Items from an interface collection

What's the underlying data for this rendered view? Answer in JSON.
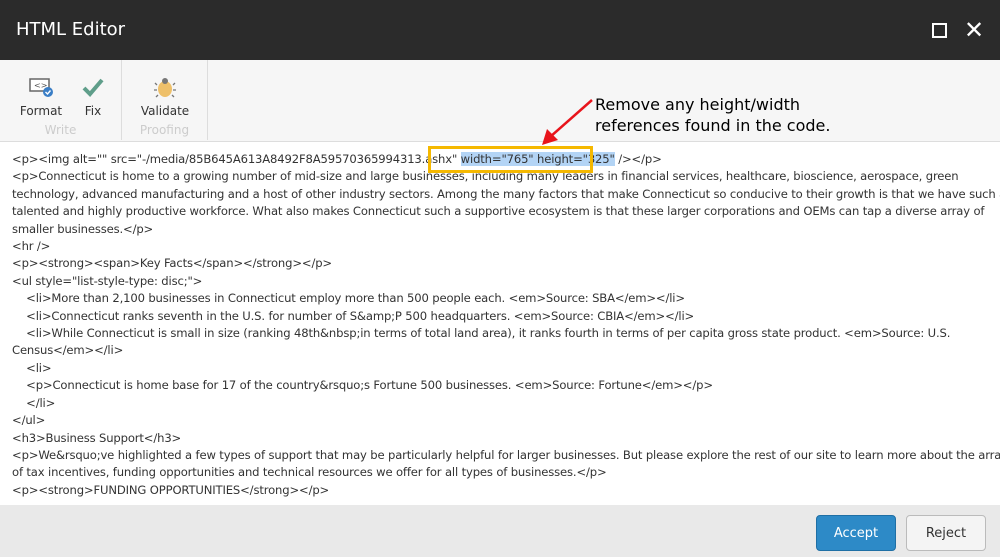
{
  "window": {
    "title": "HTML Editor"
  },
  "toolbar": {
    "groups": [
      {
        "label": "Write",
        "buttons": [
          {
            "label": "Format",
            "icon": "format-code-icon"
          },
          {
            "label": "Fix",
            "icon": "checkmark-icon"
          }
        ]
      },
      {
        "label": "Proofing",
        "buttons": [
          {
            "label": "Validate",
            "icon": "bug-icon"
          }
        ]
      }
    ]
  },
  "editor": {
    "line1_pre": "<p><img alt=\"\" src=\"-/media/85B645A613A8492F8A59570365994313.ashx\" ",
    "line1_sel": "width=\"765\" height=\"325\"",
    "line1_post": " /></p>",
    "lines": [
      "<p>Connecticut is home to a growing number of mid-size and large businesses, including many leaders in financial services, healthcare, bioscience, aerospace, green",
      "technology, advanced manufacturing and a host of other industry sectors. Among the many factors that make Connecticut so conducive to their growth is that we have such a",
      "talented and highly productive workforce. What also makes Connecticut such a supportive ecosystem is that these larger corporations and OEMs can tap a diverse array of",
      "smaller businesses.</p>",
      "<hr />",
      "<p><strong><span>Key Facts</span></strong></p>",
      "<ul style=\"list-style-type: disc;\">",
      "    <li>More than 2,100 businesses in Connecticut employ more than 500 people each. <em>Source: SBA</em></li>",
      "    <li>Connecticut ranks seventh in the U.S. for number of S&amp;P 500 headquarters. <em>Source: CBIA</em></li>",
      "    <li>While Connecticut is small in size (ranking 48th&nbsp;in terms of total land area), it ranks fourth in terms of per capita gross state product. <em>Source: U.S.",
      "Census</em></li>",
      "    <li>",
      "    <p>Connecticut is home base for 17 of the country&rsquo;s Fortune 500 businesses. <em>Source: Fortune</em></p>",
      "    </li>",
      "</ul>",
      "<h3>Business Support</h3>",
      "<p>We&rsquo;ve highlighted a few types of support that may be particularly helpful for larger businesses. But please explore the rest of our site to learn more about the array",
      "of tax incentives, funding opportunities and technical resources we offer for all types of businesses.</p>",
      "<p><strong>FUNDING OPPORTUNITIES</strong></p>"
    ]
  },
  "annotation": {
    "line1": "Remove any height/width",
    "line2": "references found in the code.",
    "highlight_color": "#f5b800",
    "arrow_color": "#e8141b"
  },
  "footer": {
    "accept": "Accept",
    "reject": "Reject"
  }
}
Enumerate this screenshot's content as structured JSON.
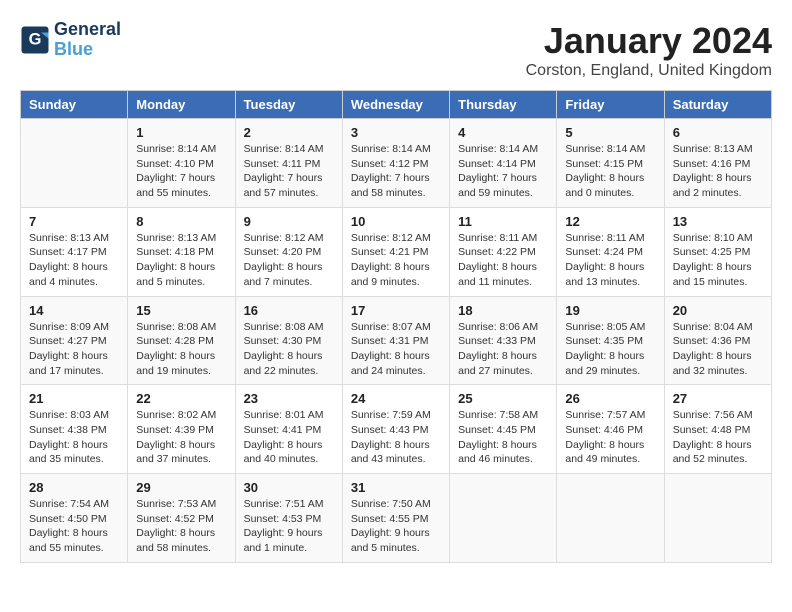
{
  "header": {
    "logo_line1": "General",
    "logo_line2": "Blue",
    "month_title": "January 2024",
    "location": "Corston, England, United Kingdom"
  },
  "weekdays": [
    "Sunday",
    "Monday",
    "Tuesday",
    "Wednesday",
    "Thursday",
    "Friday",
    "Saturday"
  ],
  "weeks": [
    [
      {
        "day": "",
        "info": ""
      },
      {
        "day": "1",
        "info": "Sunrise: 8:14 AM\nSunset: 4:10 PM\nDaylight: 7 hours\nand 55 minutes."
      },
      {
        "day": "2",
        "info": "Sunrise: 8:14 AM\nSunset: 4:11 PM\nDaylight: 7 hours\nand 57 minutes."
      },
      {
        "day": "3",
        "info": "Sunrise: 8:14 AM\nSunset: 4:12 PM\nDaylight: 7 hours\nand 58 minutes."
      },
      {
        "day": "4",
        "info": "Sunrise: 8:14 AM\nSunset: 4:14 PM\nDaylight: 7 hours\nand 59 minutes."
      },
      {
        "day": "5",
        "info": "Sunrise: 8:14 AM\nSunset: 4:15 PM\nDaylight: 8 hours\nand 0 minutes."
      },
      {
        "day": "6",
        "info": "Sunrise: 8:13 AM\nSunset: 4:16 PM\nDaylight: 8 hours\nand 2 minutes."
      }
    ],
    [
      {
        "day": "7",
        "info": "Sunrise: 8:13 AM\nSunset: 4:17 PM\nDaylight: 8 hours\nand 4 minutes."
      },
      {
        "day": "8",
        "info": "Sunrise: 8:13 AM\nSunset: 4:18 PM\nDaylight: 8 hours\nand 5 minutes."
      },
      {
        "day": "9",
        "info": "Sunrise: 8:12 AM\nSunset: 4:20 PM\nDaylight: 8 hours\nand 7 minutes."
      },
      {
        "day": "10",
        "info": "Sunrise: 8:12 AM\nSunset: 4:21 PM\nDaylight: 8 hours\nand 9 minutes."
      },
      {
        "day": "11",
        "info": "Sunrise: 8:11 AM\nSunset: 4:22 PM\nDaylight: 8 hours\nand 11 minutes."
      },
      {
        "day": "12",
        "info": "Sunrise: 8:11 AM\nSunset: 4:24 PM\nDaylight: 8 hours\nand 13 minutes."
      },
      {
        "day": "13",
        "info": "Sunrise: 8:10 AM\nSunset: 4:25 PM\nDaylight: 8 hours\nand 15 minutes."
      }
    ],
    [
      {
        "day": "14",
        "info": "Sunrise: 8:09 AM\nSunset: 4:27 PM\nDaylight: 8 hours\nand 17 minutes."
      },
      {
        "day": "15",
        "info": "Sunrise: 8:08 AM\nSunset: 4:28 PM\nDaylight: 8 hours\nand 19 minutes."
      },
      {
        "day": "16",
        "info": "Sunrise: 8:08 AM\nSunset: 4:30 PM\nDaylight: 8 hours\nand 22 minutes."
      },
      {
        "day": "17",
        "info": "Sunrise: 8:07 AM\nSunset: 4:31 PM\nDaylight: 8 hours\nand 24 minutes."
      },
      {
        "day": "18",
        "info": "Sunrise: 8:06 AM\nSunset: 4:33 PM\nDaylight: 8 hours\nand 27 minutes."
      },
      {
        "day": "19",
        "info": "Sunrise: 8:05 AM\nSunset: 4:35 PM\nDaylight: 8 hours\nand 29 minutes."
      },
      {
        "day": "20",
        "info": "Sunrise: 8:04 AM\nSunset: 4:36 PM\nDaylight: 8 hours\nand 32 minutes."
      }
    ],
    [
      {
        "day": "21",
        "info": "Sunrise: 8:03 AM\nSunset: 4:38 PM\nDaylight: 8 hours\nand 35 minutes."
      },
      {
        "day": "22",
        "info": "Sunrise: 8:02 AM\nSunset: 4:39 PM\nDaylight: 8 hours\nand 37 minutes."
      },
      {
        "day": "23",
        "info": "Sunrise: 8:01 AM\nSunset: 4:41 PM\nDaylight: 8 hours\nand 40 minutes."
      },
      {
        "day": "24",
        "info": "Sunrise: 7:59 AM\nSunset: 4:43 PM\nDaylight: 8 hours\nand 43 minutes."
      },
      {
        "day": "25",
        "info": "Sunrise: 7:58 AM\nSunset: 4:45 PM\nDaylight: 8 hours\nand 46 minutes."
      },
      {
        "day": "26",
        "info": "Sunrise: 7:57 AM\nSunset: 4:46 PM\nDaylight: 8 hours\nand 49 minutes."
      },
      {
        "day": "27",
        "info": "Sunrise: 7:56 AM\nSunset: 4:48 PM\nDaylight: 8 hours\nand 52 minutes."
      }
    ],
    [
      {
        "day": "28",
        "info": "Sunrise: 7:54 AM\nSunset: 4:50 PM\nDaylight: 8 hours\nand 55 minutes."
      },
      {
        "day": "29",
        "info": "Sunrise: 7:53 AM\nSunset: 4:52 PM\nDaylight: 8 hours\nand 58 minutes."
      },
      {
        "day": "30",
        "info": "Sunrise: 7:51 AM\nSunset: 4:53 PM\nDaylight: 9 hours\nand 1 minute."
      },
      {
        "day": "31",
        "info": "Sunrise: 7:50 AM\nSunset: 4:55 PM\nDaylight: 9 hours\nand 5 minutes."
      },
      {
        "day": "",
        "info": ""
      },
      {
        "day": "",
        "info": ""
      },
      {
        "day": "",
        "info": ""
      }
    ]
  ]
}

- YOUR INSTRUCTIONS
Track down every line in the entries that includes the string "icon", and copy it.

- COMPLETED TASK
            "icon": "format-code-icon"
            "icon": "checkmark-icon"
            "icon": "bug-icon"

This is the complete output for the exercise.